The SE of Greenland is the closest part to Iceland, and the 'far' SE includes some isolated and spectacular fjords that are more isolated from the rest of southern Greenland.
Interesting facts about Greenland- South and Southwest
Our expert guide says: “The south of Greenland is rich with human history, and there are the remains of several Norse and Inuit settlements in the area. It’s geologically active, and you can find hot springs in several locations.”
With the Ice-sheet coming down to the coast in parts of Greenland in the NW and east, it means the terrestrial wildlife of southern and western Greenland are isolated, and species like the Lemming do not occur here, whilst the Musk Ox was introduced. Furthermore, the Polar Bear is very rare in much of Southern Greenland and the best chance is in the remoter parts of the SE coast.
Pictures of Greenland- South and Southwest
Highlights in Greenland- South and Southwest
Tasiilaq & Kulusak
Tasiilaq is the largest town in south-east Greenland, close to the mouth of the rugged and long Sermilik Fjord.

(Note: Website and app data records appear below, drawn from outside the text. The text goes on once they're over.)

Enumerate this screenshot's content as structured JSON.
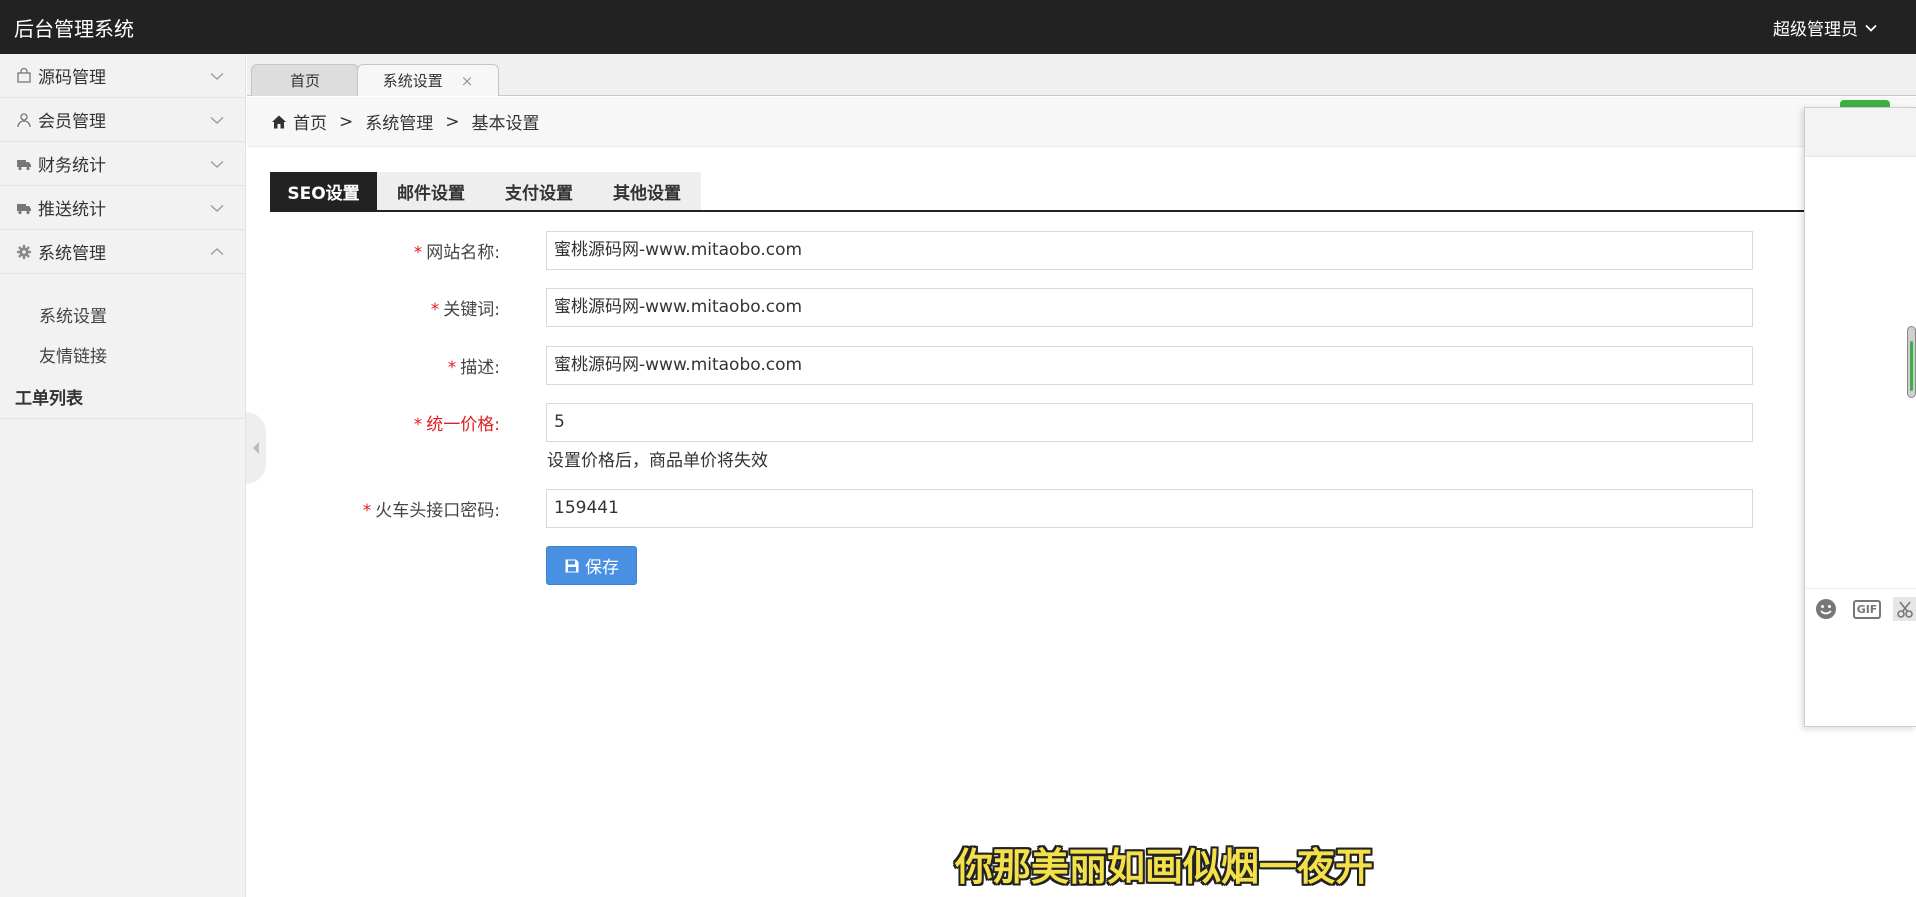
{
  "header": {
    "title": "后台管理系统",
    "user": "超级管理员"
  },
  "sidebar": {
    "items": [
      {
        "label": "源码管理",
        "icon": "bag-icon",
        "expanded": false
      },
      {
        "label": "会员管理",
        "icon": "user-icon",
        "expanded": false
      },
      {
        "label": "财务统计",
        "icon": "truck-icon",
        "expanded": false
      },
      {
        "label": "推送统计",
        "icon": "truck-icon",
        "expanded": false
      },
      {
        "label": "系统管理",
        "icon": "gear-icon",
        "expanded": true
      }
    ],
    "subitems": [
      "系统设置",
      "友情链接"
    ],
    "plain": "工单列表"
  },
  "tabs": [
    {
      "label": "首页"
    },
    {
      "label": "系统设置",
      "close": "×"
    }
  ],
  "breadcrumb": [
    "首页",
    "系统管理",
    "基本设置"
  ],
  "breadcrumb_sep": ">",
  "settings_tabs": [
    "SEO设置",
    "邮件设置",
    "支付设置",
    "其他设置"
  ],
  "form": {
    "required_mark": "*",
    "fields": [
      {
        "label": "网站名称:",
        "value": "蜜桃源码网-www.mitaobo.com"
      },
      {
        "label": "关键词:",
        "value": "蜜桃源码网-www.mitaobo.com"
      },
      {
        "label": "描述:",
        "value": "蜜桃源码网-www.mitaobo.com"
      },
      {
        "label": "统一价格:",
        "value": "5"
      },
      {
        "label": "火车头接口密码:",
        "value": "159441"
      }
    ],
    "price_hint": "设置价格后，商品单价将失效",
    "save_label": "保存"
  },
  "chat": {
    "gif_label": "GIF"
  },
  "subtitle": "你那美丽如画似烟一夜开",
  "colors": {
    "header_bg": "#222222",
    "save_button": "#4a90e2",
    "required": "#e02020",
    "subtitle": "#f4e04a"
  }
}
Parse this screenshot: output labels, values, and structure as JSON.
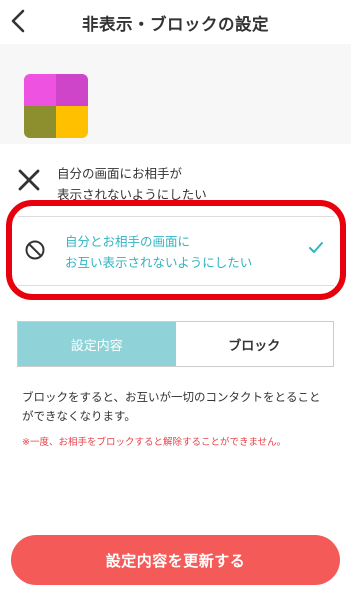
{
  "header": {
    "title": "非表示・ブロックの設定",
    "back_icon": "chevron-left-icon"
  },
  "options": [
    {
      "icon": "x-icon",
      "label": "自分の画面にお相手が\n表示されないようにしたい",
      "selected": false
    },
    {
      "icon": "block-icon",
      "label": "自分とお相手の画面に\nお互い表示されないようにしたい",
      "selected": true,
      "selected_icon": "check-icon"
    }
  ],
  "tabs": [
    {
      "label": "設定内容",
      "active": true
    },
    {
      "label": "ブロック",
      "active": false
    }
  ],
  "description": "ブロックをすると、お互いが一切のコンタクトをとることができなくなります。",
  "warning": "※一度、お相手をブロックすると解除することができません。",
  "cta": {
    "label": "設定内容を更新する"
  },
  "colors": {
    "accent_teal": "#2fb5c2",
    "tab_active": "#8fd3d8",
    "cta": "#f45a57",
    "highlight_border": "#e8000d",
    "warning_text": "#e8424a"
  }
}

With the ice sheet just to the west the Sermilik glacier carves numerous icebergs. Kulusak is nearby and with an airport is popular with the short flight from Iceland.
Area good for the landscape, whale watching, the wildlife, and the flora.
Narsarsuaq & Qaqortoq
This area of deep fjords and lush scenery was probably the area where that the Vikings came up with the name of Greenland, and where first church in the New World was built.
Icebergs contrast with the verdant landscape that is great explore. Qaqortoq is South Greenland’s largest town with lots of colourful houses. It is also a good area to see White-tailed Eagles and other Greenland wildlfe.
The main Danish naval base in Greenland, plus various quarries in the region, with interesting geology, and the ‘ghost’ mining town of Ivittut. Arsuk Fjord is an attractive fjord to explore with a tidewater glacier in south-west Greenland, and for Musk Ox (introduced in SW Greenland), White-tailed Eagles and other wildlife.
Narsarmijit & Tasermiut Fjord
Pretty Greenland village at the southern tip of Greenland that was the easternmost of the Norse settlements during their colonization of Greenland, with remains in the area (most settlements were on the south-west coast).
The fjords are great to explore including Tasermiut Fjord with the largest hanging glacier in southern Greenland, with World challenging big walls for climbing such as Ulamertorsuaq and Nalumasortoq.
Large Island, mid-way along the south-east coast, in an area with numerous fjords coming down from the icecap, and some of the best landscapes in SE Greenland.
Uninhabited today, it was used by nomadic people for thousands of years with the remains of Inuit dwellings here. A harsh area to survive in, the Vikings never settled this stretch of coast. Tidewater glaciers calve into the fjords for great ship and Zodiac cruising.